The Lodge has been said to have emanated from Sheffield, but this is only a technicality, as the founders had been made Masons in Sheffield. They were all prominent citizens of Chesterfield or the surrounding district.
The Lodge originally met at The Angel Inn a place where general and commercial assemblies were held, especially at the start of the Chesterfield Races. This situated at the top of the Market Place on a site in and around the old Post Office. On 6th July 1808 the Lodge resolved to move to the Falcon at the top of South Street; the building is still there and is occupied by the Barnsley Building Society. Then, on 30th June 1817, it moved back to The Angel.
The records of the old Scarsdale Lodge are still in existence, though not as complete as one could wish, and the more important items of its property are still in use. From the records, we learn that membership was never high, usually about 12 to 15, but rising almost to 30 by 1822, then falling rapidly through the 1820’s.
The last meeting of the Lodge was on 2nd February 1830 at the Angel. Members then walked in procession to the site of the new church at Brampton Moor, (St Thomas’s) where the Duke of Devonshire laid the foundation stone. The members then returned to the Angel, where the Lodge was closed – for good. Grand Lodge erased it in 1838.
During the Napoleonic Wars, French Officers who were prisoners of war were billeted in Chesterfield. They formed two Lodges during the years 1809 – 12: Loge de l’Espérance and Loge de St Jerôme et l’Espérance.
Scarsdale members made 8 visits to Loge de St Jerome et l’Espérance, while the Scarsdale minutes record that on 5th March 1810, “Hy. Vinclair and R. de la Croix, two foreigners, visited this night.” Both were prominent French Masons. The French prisoners had little money and were not allowed to go more than a mile from Chesterfield, but they found a sympathiser in Sir Windsor Hunloke, Master of Scarsdale in 1800 and a Roman Catholic, who is said to have moved the milestone further along Derby Road so that the Frenchmen could visit him at Wingerworth Hall!
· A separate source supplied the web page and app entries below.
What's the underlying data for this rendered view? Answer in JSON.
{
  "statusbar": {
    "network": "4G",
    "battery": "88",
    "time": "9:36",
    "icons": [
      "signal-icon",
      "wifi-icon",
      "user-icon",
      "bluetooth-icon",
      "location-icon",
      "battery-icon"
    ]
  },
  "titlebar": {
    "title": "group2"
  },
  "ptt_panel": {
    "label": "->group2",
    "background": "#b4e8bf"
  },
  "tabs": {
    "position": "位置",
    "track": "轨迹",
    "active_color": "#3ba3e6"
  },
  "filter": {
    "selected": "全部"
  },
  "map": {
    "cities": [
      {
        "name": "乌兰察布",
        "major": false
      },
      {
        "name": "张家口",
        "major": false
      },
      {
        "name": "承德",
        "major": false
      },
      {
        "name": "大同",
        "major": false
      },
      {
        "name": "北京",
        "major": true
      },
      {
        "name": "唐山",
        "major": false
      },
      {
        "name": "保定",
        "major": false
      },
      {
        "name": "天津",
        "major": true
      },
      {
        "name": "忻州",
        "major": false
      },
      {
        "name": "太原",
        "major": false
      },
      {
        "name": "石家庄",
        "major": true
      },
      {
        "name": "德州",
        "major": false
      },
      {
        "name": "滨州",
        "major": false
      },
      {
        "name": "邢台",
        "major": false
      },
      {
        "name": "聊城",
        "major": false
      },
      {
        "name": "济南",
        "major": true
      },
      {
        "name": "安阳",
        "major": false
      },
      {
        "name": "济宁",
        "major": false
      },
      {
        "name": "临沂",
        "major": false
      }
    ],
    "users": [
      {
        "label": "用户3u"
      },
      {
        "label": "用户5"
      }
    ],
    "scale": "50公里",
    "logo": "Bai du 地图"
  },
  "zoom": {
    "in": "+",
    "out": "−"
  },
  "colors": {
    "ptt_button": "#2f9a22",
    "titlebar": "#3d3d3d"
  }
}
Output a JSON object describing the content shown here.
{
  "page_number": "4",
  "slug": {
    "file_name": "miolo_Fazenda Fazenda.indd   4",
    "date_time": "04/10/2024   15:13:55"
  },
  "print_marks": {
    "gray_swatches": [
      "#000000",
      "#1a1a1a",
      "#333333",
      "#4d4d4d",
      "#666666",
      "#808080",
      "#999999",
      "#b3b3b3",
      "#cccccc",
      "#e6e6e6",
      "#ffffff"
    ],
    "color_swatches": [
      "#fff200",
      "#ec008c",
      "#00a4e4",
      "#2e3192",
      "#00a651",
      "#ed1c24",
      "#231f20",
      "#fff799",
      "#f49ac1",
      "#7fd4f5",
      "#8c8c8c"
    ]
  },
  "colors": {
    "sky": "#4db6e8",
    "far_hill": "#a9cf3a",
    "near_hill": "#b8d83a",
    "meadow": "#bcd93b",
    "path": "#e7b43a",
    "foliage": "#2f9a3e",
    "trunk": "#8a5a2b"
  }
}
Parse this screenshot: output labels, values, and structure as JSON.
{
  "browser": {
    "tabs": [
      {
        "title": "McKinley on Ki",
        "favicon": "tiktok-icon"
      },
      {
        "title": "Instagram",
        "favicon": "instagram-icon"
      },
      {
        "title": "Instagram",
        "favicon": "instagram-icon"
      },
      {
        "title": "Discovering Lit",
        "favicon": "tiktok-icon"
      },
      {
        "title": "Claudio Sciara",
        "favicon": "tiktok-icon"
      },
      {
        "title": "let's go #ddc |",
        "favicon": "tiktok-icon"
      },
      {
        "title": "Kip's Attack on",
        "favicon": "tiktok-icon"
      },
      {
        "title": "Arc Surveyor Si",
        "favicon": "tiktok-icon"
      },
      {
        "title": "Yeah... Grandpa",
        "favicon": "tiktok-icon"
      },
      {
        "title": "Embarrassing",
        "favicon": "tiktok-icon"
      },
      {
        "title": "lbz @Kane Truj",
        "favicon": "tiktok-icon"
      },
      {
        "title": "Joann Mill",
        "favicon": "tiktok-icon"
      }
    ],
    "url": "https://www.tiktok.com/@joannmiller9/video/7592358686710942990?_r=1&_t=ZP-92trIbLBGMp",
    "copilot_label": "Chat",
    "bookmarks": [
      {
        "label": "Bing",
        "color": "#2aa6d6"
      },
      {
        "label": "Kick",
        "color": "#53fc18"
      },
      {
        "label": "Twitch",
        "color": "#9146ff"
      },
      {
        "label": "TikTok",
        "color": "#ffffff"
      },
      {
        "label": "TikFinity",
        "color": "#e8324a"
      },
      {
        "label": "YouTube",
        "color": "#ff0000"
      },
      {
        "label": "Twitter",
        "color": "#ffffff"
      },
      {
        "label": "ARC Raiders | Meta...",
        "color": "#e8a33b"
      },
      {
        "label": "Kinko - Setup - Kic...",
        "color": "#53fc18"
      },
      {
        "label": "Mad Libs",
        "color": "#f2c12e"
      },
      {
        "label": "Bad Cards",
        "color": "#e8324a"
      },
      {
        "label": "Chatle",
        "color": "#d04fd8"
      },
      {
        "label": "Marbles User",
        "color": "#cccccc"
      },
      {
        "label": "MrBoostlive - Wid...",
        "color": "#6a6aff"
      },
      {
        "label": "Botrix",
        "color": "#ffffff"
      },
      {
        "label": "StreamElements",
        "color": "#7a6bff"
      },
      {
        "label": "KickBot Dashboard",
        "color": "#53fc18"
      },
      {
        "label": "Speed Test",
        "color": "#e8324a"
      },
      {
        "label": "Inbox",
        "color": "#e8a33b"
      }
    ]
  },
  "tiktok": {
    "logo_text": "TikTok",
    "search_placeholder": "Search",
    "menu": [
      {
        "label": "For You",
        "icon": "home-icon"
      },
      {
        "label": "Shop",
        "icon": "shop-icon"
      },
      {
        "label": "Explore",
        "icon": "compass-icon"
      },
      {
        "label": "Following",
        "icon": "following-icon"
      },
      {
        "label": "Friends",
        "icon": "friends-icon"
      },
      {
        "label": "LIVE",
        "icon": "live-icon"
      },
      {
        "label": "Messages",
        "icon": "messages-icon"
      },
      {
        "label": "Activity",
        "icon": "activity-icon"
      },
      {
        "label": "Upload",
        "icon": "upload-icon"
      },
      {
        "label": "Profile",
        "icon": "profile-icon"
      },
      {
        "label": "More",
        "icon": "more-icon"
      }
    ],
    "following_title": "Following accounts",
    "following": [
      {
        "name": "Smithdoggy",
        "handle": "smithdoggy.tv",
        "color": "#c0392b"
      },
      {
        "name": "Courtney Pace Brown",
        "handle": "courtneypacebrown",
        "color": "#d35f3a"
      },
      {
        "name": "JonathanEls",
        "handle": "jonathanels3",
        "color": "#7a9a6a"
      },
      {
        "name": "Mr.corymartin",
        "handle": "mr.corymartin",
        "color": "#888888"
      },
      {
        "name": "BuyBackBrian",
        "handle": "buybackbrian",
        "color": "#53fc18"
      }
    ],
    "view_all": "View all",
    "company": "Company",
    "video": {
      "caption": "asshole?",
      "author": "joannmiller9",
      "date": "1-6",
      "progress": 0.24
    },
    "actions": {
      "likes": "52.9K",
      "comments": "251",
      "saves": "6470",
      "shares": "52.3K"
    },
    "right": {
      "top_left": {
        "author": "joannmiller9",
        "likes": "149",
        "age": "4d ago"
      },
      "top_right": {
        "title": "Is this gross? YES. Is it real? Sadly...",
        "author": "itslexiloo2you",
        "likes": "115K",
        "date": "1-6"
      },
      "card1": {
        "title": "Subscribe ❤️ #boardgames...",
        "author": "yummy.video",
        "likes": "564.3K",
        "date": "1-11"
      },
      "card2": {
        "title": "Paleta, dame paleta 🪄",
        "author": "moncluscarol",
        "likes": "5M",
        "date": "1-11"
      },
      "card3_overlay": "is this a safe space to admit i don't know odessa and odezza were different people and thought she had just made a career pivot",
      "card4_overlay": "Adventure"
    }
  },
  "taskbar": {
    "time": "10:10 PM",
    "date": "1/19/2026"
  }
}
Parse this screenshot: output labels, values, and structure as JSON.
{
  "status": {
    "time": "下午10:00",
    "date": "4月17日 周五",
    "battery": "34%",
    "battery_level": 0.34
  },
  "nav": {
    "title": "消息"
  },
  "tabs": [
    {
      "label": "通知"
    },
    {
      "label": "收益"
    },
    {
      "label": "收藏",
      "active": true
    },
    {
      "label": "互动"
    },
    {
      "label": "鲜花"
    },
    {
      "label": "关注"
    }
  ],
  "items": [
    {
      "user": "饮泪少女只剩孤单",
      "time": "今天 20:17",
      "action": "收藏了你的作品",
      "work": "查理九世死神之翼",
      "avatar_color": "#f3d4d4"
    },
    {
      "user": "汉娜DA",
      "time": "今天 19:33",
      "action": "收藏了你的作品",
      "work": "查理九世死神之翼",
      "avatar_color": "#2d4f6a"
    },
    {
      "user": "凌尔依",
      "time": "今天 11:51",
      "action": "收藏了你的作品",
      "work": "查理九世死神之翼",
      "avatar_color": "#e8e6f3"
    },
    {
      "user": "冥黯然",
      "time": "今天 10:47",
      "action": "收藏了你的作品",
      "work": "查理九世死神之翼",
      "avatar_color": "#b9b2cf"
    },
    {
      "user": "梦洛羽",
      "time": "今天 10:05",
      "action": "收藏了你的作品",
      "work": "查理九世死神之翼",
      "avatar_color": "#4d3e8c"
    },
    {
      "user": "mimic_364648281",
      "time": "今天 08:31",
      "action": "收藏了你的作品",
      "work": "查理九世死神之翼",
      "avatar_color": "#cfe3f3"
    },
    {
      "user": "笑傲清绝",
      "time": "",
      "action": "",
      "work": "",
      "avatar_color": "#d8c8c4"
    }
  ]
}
After the old Scarsdale Lodge ceased to meet, Freemasonry in Chesterfield was in abeyance and remained so until a new Lodge, also called Scarsdale, was consecrated at the Star Inn at the bottom of Glumangate on 10th September 1856. A banquet was afterwards held at the Municipal Hall, later to become the Court House, on New Beetwell Street. It was extensively reported in both the Derbyshire Times and the Derbyshire Courier, the two accounts being almost identical. They can be consulted (on microfilm) in the Public Library. In 1861, the Lodge moved to The Angel next door, and continued to meet there for the next 16 years.
In 1878 the North East Derbyshire Club was formed and built what is today the Masonic Hall in Chesterfield. Many founders of that Club were members of Scarsdale Lodge and so secured a lease of the upper floor as a Temple. Thereafter in the late 19th and early 20th centuries Freemasonry in Chesterfield expanded considerably. In 1890 Hardwick Lodge was formed; in 1904 Cavendish Lodge was formed; and in 1918 Cestrefeld Lodge was formed, the latter being chartered in 1919. In 1926 these Lodges purchased the Club premises and the whole building became the Masonic Hall.
Cestrefeld Lodge 3889
Between the end of the First World War and after the Second World War there was an upsurge in interest in Freemasonry. Cestrefeld, the new Lodge was a long time coming, but eventually in 1918 Cestrefeld Lodge was formed taking the name as the area was known to the ancient Saxons. Cestrefeld went from strength to strength, continuing to be the most active of lodges in the Provence, having installed its 100th master in November 2017.
It thrives on its reputation of being friendly and socially active, deeply supportive of the three tenets of freemasonry; brotherly love, relief and truth and is known for always extending a warm welcome to any visiting brother or potential candidate.